» **PROBLEM REQUIREMENTS**: Since only the total is wanted, give the number of lines in the listing below that hold the string "kind" and add nothing.

» **DATA**:
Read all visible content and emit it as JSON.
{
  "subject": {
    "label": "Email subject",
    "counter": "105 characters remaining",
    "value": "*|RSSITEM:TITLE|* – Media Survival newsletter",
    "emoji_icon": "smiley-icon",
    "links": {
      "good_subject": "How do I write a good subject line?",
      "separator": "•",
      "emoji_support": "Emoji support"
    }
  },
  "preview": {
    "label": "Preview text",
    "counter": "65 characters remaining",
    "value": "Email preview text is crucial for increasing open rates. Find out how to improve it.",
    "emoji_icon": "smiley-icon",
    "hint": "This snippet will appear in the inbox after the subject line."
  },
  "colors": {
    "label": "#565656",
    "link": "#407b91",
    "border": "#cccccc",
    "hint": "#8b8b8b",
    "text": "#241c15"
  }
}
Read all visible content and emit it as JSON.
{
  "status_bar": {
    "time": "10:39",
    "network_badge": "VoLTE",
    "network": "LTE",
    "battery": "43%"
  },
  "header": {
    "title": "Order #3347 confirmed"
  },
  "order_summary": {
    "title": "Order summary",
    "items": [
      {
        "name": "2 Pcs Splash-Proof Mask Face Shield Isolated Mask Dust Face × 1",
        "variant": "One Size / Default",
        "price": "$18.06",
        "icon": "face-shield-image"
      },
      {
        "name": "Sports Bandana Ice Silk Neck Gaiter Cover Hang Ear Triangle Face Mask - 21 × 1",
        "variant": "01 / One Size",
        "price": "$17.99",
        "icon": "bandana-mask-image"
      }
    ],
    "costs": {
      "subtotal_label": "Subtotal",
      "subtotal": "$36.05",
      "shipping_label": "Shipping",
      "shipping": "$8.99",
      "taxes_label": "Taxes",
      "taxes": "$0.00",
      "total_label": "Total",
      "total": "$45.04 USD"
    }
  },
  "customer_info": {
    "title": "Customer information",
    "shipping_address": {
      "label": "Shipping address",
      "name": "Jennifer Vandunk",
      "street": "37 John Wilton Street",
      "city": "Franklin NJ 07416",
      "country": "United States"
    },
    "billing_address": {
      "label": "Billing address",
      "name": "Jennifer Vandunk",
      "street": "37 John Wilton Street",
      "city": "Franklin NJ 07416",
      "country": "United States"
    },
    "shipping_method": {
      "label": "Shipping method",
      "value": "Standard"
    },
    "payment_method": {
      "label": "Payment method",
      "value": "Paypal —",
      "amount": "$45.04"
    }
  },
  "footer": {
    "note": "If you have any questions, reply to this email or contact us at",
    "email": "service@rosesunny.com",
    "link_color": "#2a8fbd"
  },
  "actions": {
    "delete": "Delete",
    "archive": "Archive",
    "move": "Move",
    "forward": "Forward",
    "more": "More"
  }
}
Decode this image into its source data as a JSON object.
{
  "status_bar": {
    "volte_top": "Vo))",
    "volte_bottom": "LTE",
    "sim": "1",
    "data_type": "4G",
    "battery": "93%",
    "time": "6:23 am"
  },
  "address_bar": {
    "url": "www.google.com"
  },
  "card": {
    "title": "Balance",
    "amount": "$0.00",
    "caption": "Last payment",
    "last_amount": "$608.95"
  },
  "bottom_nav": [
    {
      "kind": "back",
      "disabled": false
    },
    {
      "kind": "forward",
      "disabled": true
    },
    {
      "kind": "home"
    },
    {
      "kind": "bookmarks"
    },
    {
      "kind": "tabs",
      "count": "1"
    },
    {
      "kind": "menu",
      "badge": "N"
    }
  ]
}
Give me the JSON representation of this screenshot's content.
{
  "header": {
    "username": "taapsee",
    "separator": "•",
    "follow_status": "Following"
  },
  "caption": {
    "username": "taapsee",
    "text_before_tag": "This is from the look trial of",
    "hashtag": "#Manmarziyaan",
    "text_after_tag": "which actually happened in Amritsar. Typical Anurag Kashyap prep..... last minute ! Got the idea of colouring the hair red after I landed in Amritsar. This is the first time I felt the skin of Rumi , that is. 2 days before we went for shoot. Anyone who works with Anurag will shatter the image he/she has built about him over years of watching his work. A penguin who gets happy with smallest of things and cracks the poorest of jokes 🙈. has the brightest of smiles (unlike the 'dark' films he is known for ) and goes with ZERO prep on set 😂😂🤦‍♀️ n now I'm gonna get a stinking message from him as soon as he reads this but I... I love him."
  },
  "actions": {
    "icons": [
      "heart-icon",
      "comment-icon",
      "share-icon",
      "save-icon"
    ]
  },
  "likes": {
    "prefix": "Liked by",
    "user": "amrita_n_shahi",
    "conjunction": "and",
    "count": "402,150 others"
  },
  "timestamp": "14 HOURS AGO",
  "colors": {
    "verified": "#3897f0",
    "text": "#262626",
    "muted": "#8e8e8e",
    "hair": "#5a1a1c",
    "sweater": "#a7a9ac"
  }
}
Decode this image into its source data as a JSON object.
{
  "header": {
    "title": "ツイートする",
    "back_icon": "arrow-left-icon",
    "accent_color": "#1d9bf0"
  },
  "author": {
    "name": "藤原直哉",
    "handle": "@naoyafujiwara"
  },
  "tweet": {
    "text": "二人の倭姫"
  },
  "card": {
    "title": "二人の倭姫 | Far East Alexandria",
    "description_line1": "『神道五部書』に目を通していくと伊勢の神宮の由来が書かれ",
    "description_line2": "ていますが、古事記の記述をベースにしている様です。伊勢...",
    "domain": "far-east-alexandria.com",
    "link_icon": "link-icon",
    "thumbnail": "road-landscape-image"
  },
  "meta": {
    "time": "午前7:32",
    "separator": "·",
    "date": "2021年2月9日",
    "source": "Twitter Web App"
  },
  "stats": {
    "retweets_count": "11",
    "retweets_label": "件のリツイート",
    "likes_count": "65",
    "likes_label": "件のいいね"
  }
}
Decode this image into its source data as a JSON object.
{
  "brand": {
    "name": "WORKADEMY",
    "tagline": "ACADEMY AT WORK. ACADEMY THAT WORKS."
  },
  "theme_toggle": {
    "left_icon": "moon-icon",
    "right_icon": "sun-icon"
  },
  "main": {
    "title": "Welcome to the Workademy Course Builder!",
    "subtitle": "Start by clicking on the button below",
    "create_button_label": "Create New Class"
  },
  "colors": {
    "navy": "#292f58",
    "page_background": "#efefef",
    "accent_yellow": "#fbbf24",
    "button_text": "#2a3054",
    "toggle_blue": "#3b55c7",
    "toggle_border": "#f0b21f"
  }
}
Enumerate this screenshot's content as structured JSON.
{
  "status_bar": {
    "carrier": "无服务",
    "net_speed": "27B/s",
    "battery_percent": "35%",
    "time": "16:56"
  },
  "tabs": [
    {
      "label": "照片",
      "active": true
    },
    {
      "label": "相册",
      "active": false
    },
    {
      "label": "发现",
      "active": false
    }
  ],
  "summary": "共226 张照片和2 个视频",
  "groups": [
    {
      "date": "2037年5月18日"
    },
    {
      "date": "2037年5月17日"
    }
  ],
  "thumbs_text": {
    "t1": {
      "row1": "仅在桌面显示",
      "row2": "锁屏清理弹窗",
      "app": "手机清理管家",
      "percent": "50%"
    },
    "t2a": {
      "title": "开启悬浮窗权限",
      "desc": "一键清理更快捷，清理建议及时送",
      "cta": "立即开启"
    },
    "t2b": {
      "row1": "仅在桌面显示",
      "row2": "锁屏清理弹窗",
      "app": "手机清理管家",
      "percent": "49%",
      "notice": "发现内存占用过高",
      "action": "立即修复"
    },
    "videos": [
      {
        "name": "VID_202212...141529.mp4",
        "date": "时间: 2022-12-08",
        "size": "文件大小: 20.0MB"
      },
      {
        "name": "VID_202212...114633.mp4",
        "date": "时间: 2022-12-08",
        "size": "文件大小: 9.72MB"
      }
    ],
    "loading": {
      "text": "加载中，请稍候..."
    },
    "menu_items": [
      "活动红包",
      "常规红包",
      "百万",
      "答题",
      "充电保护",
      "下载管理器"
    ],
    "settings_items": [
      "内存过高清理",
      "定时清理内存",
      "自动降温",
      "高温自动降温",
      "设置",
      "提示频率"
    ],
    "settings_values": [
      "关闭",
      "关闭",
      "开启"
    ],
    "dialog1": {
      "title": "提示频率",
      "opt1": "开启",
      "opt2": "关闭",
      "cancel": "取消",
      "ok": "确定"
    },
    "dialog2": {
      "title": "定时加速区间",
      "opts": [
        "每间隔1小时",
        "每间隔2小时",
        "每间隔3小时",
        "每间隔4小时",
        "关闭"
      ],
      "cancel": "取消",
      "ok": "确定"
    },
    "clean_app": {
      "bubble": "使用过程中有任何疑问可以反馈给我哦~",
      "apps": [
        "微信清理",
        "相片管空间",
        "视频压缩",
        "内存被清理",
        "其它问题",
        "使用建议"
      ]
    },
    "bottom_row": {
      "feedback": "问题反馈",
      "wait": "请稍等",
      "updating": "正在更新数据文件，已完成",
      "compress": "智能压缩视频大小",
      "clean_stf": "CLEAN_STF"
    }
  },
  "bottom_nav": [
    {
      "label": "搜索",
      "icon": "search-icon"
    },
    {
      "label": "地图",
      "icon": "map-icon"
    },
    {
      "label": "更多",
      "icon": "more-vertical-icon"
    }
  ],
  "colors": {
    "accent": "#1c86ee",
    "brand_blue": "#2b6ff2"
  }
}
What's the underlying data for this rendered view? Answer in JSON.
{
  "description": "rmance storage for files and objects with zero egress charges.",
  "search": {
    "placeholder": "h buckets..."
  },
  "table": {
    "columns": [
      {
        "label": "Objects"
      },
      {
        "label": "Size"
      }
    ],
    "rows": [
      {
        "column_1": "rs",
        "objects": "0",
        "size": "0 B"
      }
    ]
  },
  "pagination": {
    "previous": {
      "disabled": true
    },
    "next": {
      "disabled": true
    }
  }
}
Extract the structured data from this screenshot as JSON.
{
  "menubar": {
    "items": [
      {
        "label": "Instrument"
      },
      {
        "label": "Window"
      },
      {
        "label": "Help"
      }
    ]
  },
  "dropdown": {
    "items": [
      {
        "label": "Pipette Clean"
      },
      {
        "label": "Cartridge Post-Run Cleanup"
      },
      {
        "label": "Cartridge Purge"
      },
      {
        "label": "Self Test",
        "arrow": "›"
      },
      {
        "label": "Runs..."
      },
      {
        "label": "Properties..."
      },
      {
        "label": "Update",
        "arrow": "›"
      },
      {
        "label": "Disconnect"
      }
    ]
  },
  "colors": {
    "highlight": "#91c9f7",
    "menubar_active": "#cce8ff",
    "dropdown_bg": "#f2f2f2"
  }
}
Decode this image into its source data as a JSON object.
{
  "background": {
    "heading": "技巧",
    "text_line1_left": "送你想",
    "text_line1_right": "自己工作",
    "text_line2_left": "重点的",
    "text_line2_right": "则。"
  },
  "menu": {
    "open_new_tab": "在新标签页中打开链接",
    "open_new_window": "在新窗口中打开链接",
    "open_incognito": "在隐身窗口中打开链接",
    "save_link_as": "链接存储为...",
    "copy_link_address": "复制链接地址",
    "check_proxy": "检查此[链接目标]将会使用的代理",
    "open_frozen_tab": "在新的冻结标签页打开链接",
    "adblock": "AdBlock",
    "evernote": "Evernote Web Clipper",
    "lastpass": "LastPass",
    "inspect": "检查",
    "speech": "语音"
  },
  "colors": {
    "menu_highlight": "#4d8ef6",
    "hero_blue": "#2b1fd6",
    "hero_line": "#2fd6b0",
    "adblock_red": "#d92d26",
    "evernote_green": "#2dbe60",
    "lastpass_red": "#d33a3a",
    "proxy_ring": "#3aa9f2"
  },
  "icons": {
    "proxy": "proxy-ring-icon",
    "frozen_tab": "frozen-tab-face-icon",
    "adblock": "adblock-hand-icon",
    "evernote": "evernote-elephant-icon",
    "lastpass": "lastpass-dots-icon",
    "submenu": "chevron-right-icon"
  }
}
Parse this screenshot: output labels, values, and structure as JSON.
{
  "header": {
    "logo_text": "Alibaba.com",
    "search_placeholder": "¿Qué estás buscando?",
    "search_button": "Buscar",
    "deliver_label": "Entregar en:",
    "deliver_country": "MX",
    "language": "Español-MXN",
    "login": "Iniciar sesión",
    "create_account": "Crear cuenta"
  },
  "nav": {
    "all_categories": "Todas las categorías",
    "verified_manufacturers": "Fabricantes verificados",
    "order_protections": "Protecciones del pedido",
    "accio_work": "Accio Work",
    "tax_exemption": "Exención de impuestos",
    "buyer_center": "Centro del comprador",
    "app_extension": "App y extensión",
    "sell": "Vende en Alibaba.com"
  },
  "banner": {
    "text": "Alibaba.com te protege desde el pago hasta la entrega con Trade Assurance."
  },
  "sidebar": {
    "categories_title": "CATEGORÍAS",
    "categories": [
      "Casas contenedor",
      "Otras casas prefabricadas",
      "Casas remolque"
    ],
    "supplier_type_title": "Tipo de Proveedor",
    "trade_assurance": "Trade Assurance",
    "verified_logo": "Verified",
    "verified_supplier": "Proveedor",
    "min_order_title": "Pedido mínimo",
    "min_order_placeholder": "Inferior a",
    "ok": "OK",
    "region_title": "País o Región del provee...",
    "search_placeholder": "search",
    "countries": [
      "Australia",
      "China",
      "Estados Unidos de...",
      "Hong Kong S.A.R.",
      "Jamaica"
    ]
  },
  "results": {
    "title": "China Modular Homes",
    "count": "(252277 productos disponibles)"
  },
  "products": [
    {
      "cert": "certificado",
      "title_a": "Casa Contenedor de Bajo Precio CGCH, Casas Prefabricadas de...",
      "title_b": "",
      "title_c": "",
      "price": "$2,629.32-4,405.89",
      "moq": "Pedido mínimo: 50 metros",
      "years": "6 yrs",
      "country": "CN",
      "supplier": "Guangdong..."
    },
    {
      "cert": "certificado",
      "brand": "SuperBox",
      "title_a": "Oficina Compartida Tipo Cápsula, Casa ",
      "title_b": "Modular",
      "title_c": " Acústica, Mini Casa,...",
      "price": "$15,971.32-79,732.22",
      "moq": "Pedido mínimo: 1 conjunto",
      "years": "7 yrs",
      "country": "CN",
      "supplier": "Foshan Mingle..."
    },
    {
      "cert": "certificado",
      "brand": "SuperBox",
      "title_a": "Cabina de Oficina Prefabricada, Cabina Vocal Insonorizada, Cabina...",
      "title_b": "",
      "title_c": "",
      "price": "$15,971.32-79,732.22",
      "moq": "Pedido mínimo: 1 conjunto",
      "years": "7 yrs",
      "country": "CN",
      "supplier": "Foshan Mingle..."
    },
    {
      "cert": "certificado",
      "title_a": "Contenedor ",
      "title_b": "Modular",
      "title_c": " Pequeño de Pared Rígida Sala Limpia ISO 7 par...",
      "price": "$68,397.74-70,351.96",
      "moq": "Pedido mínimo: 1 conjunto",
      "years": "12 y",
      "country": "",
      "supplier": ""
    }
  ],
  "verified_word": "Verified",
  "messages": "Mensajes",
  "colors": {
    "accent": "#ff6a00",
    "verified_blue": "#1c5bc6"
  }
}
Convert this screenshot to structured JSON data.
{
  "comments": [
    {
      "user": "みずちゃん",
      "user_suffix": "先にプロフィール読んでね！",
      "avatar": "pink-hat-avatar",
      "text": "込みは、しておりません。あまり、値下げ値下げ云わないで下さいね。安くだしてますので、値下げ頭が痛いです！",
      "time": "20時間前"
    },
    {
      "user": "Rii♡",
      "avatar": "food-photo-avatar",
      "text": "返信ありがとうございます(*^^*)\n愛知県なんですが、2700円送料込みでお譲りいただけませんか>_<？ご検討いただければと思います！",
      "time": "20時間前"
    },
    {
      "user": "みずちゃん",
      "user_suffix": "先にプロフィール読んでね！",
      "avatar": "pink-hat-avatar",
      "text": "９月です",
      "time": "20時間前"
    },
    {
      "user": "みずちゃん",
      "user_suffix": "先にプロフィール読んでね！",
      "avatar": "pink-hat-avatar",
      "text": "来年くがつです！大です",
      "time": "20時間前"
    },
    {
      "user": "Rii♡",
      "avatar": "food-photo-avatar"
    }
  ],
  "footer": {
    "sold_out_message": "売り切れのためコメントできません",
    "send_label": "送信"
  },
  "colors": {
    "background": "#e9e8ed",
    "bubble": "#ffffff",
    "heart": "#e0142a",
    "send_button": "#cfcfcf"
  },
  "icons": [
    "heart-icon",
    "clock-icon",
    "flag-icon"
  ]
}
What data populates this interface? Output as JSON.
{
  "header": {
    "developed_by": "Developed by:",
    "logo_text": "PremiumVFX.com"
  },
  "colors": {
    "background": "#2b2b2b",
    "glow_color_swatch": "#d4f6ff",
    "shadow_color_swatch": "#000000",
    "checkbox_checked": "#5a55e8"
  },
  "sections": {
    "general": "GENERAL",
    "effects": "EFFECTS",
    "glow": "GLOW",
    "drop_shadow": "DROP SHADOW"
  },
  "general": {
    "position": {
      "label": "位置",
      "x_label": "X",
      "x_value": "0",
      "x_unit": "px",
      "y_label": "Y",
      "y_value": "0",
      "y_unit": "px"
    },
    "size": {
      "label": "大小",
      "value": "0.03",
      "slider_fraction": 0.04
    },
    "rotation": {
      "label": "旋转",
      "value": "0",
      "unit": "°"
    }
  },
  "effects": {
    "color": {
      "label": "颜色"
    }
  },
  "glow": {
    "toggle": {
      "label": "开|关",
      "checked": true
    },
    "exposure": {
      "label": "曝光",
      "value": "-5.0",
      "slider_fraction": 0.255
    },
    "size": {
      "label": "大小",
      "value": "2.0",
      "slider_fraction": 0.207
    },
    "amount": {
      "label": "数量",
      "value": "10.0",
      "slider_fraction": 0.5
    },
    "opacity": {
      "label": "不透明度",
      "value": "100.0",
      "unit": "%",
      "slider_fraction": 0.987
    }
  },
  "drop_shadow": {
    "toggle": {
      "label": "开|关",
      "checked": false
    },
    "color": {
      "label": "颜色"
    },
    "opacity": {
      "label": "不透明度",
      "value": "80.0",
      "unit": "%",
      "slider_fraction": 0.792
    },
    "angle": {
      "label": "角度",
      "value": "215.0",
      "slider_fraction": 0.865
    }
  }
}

» **EXERCISE SOLUTION**: 6